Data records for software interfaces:
[Start of section]

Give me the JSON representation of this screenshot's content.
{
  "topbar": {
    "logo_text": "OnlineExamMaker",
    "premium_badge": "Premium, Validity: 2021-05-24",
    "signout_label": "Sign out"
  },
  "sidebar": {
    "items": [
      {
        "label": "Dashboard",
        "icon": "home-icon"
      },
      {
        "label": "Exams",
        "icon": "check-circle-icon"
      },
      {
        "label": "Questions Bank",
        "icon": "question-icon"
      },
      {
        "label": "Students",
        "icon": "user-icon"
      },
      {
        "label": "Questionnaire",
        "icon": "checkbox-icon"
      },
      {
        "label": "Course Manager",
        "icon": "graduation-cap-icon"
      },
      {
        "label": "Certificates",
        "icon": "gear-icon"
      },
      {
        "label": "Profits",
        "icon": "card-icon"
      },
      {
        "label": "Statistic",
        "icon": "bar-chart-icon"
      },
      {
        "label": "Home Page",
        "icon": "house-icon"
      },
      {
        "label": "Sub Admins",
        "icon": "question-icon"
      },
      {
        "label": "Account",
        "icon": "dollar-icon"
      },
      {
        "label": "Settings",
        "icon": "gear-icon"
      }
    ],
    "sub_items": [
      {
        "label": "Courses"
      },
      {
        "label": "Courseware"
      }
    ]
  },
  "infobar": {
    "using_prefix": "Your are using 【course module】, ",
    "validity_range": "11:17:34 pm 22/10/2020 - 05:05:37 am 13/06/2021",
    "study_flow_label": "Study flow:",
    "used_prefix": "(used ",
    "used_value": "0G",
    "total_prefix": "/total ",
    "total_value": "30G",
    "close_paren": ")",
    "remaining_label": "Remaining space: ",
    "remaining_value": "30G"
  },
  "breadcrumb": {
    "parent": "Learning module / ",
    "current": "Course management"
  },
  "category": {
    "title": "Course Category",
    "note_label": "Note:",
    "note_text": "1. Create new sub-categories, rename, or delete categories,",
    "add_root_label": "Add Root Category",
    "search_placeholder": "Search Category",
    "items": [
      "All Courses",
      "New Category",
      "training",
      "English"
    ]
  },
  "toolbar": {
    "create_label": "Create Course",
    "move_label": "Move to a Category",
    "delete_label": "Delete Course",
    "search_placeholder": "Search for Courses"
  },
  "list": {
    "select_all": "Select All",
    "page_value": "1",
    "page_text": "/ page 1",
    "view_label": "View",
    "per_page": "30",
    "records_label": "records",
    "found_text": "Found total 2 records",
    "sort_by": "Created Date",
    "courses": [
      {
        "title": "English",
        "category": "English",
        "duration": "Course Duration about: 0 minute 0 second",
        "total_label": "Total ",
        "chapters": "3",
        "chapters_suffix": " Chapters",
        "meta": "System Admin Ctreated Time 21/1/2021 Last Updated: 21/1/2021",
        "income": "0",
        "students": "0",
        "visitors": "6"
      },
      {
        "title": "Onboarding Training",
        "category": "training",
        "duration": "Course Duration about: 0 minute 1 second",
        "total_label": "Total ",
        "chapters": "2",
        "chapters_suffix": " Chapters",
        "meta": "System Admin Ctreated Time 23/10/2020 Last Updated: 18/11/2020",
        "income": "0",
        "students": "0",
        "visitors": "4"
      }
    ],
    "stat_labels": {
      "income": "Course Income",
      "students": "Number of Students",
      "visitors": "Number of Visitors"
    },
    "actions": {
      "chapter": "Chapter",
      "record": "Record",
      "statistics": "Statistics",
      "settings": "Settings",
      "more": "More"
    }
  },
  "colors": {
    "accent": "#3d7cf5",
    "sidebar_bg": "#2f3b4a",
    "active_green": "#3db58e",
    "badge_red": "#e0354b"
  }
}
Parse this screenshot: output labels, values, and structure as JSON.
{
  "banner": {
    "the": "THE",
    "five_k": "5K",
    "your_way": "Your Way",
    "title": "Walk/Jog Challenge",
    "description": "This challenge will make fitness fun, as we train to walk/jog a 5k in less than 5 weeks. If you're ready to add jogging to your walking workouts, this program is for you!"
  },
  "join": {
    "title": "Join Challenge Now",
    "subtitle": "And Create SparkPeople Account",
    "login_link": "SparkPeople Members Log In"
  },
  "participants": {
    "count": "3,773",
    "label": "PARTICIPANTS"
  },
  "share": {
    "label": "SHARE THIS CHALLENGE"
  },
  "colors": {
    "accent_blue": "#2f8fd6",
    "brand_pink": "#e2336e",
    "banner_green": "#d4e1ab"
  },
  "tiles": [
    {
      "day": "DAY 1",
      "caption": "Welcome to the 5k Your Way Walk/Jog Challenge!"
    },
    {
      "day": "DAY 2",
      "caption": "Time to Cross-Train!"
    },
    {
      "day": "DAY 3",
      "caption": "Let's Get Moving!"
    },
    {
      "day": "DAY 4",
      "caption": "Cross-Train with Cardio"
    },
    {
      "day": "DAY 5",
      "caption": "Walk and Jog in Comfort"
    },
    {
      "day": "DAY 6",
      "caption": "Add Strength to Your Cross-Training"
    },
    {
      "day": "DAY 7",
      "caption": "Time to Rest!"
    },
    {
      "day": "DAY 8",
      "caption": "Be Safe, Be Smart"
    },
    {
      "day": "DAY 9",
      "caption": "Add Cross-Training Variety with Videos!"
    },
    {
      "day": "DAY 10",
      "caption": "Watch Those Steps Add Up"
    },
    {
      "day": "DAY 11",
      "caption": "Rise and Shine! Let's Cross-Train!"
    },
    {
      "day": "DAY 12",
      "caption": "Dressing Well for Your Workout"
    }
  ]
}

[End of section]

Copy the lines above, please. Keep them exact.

Give me the JSON representation of this screenshot's content.
{
  "topbar": {
    "logo_text": "OnlineExamMaker",
    "premium_badge": "Premium, Validity: 2021-05-24",
    "signout_label": "Sign out"
  },
  "sidebar": {
    "items": [
      {
        "label": "Dashboard",
        "icon": "home-icon"
      },
      {
        "label": "Exams",
        "icon": "check-circle-icon"
      },
      {
        "label": "Questions Bank",
        "icon": "question-icon"
      },
      {
        "label": "Students",
        "icon": "user-icon"
      },
      {
        "label": "Questionnaire",
        "icon": "checkbox-icon"
      },
      {
        "label": "Course Manager",
        "icon": "graduation-cap-icon"
      },
      {
        "label": "Certificates",
        "icon": "gear-icon"
      },
      {
        "label": "Profits",
        "icon": "card-icon"
      },
      {
        "label": "Statistic",
        "icon": "bar-chart-icon"
      },
      {
        "label": "Home Page",
        "icon": "house-icon"
      },
      {
        "label": "Sub Admins",
        "icon": "question-icon"
      },
      {
        "label": "Account",
        "icon": "dollar-icon"
      },
      {
        "label": "Settings",
        "icon": "gear-icon"
      }
    ],
    "sub_items": [
      {
        "label": "Courses"
      },
      {
        "label": "Courseware"
      }
    ]
  },
  "infobar": {
    "using_prefix": "Your are using 【course module】, ",
    "validity_range": "11:17:34 pm 22/10/2020 - 05:05:37 am 13/06/2021",
    "study_flow_label": "Study flow:",
    "used_prefix": "(used ",
    "used_value": "0G",
    "total_prefix": "/total ",
    "total_value": "30G",
    "close_paren": ")",
    "remaining_label": "Remaining space: ",
    "remaining_value": "30G"
  },
  "breadcrumb": {
    "parent": "Learning module / ",
    "current": "Course management"
  },
  "category": {
    "title": "Course Category",
    "note_label": "Note:",
    "note_text": "1. Create new sub-categories, rename, or delete categories,",
    "add_root_label": "Add Root Category",
    "search_placeholder": "Search Category",
    "items": [
      "All Courses",
      "New Category",
      "training",
      "English"
    ]
  },
  "toolbar": {
    "create_label": "Create Course",
    "move_label": "Move to a Category",
    "delete_label": "Delete Course",
    "search_placeholder": "Search for Courses"
  },
  "list": {
    "select_all": "Select All",
    "page_value": "1",
    "page_text": "/ page 1",
    "view_label": "View",
    "per_page": "30",
    "records_label": "records",
    "found_text": "Found total 2 records",
    "sort_by": "Created Date",
    "courses": [
      {
        "title": "English",
        "category": "English",
        "duration": "Course Duration about: 0 minute 0 second",
        "total_label": "Total ",
        "chapters": "3",
        "chapters_suffix": " Chapters",
        "meta": "System Admin Ctreated Time 21/1/2021 Last Updated: 21/1/2021",
        "income": "0",
        "students": "0",
        "visitors": "6"
      },
      {
        "title": "Onboarding Training",
        "category": "training",
        "duration": "Course Duration about: 0 minute 1 second",
        "total_label": "Total ",
        "chapters": "2",
        "chapters_suffix": " Chapters",
        "meta": "System Admin Ctreated Time 23/10/2020 Last Updated: 18/11/2020",
        "income": "0",
        "students": "0",
        "visitors": "4"
      }
    ],
    "stat_labels": {
      "income": "Course Income",
      "students": "Number of Students",
      "visitors": "Number of Visitors"
    },
    "actions": {
      "chapter": "Chapter",
      "record": "Record",
      "statistics": "Statistics",
      "settings": "Settings",
      "more": "More"
    }
  },
  "colors": {
    "accent": "#3d7cf5",
    "sidebar_bg": "#2f3b4a",
    "active_green": "#3db58e",
    "badge_red": "#e0354b"
  }
}
Parse this screenshot: output labels, values, and structure as JSON.
{
  "banner": {
    "the": "THE",
    "five_k": "5K",
    "your_way": "Your Way",
    "title": "Walk/Jog Challenge",
    "description": "This challenge will make fitness fun, as we train to walk/jog a 5k in less than 5 weeks. If you're ready to add jogging to your walking workouts, this program is for you!"
  },
  "join": {
    "title": "Join Challenge Now",
    "subtitle": "And Create SparkPeople Account",
    "login_link": "SparkPeople Members Log In"
  },
  "participants": {
    "count": "3,773",
    "label": "PARTICIPANTS"
  },
  "share": {
    "label": "SHARE THIS CHALLENGE"
  },
  "colors": {
    "accent_blue": "#2f8fd6",
    "brand_pink": "#e2336e",
    "banner_green": "#d4e1ab"
  },
  "tiles": [
    {
      "day": "DAY 1",
      "caption": "Welcome to the 5k Your Way Walk/Jog Challenge!"
    },
    {
      "day": "DAY 2",
      "caption": "Time to Cross-Train!"
    },
    {
      "day": "DAY 3",
      "caption": "Let's Get Moving!"
    },
    {
      "day": "DAY 4",
      "caption": "Cross-Train with Cardio"
    },
    {
      "day": "DAY 5",
      "caption": "Walk and Jog in Comfort"
    },
    {
      "day": "DAY 6",
      "caption": "Add Strength to Your Cross-Training"
    },
    {
      "day": "DAY 7",
      "caption": "Time to Rest!"
    },
    {
      "day": "DAY 8",
      "caption": "Be Safe, Be Smart"
    },
    {
      "day": "DAY 9",
      "caption": "Add Cross-Training Variety with Videos!"
    },
    {
      "day": "DAY 10",
      "caption": "Watch Those Steps Add Up"
    },
    {
      "day": "DAY 11",
      "caption": "Rise and Shine! Let's Cross-Train!"
    },
    {
      "day": "DAY 12",
      "caption": "Dressing Well for Your Workout"
    }
  ]
}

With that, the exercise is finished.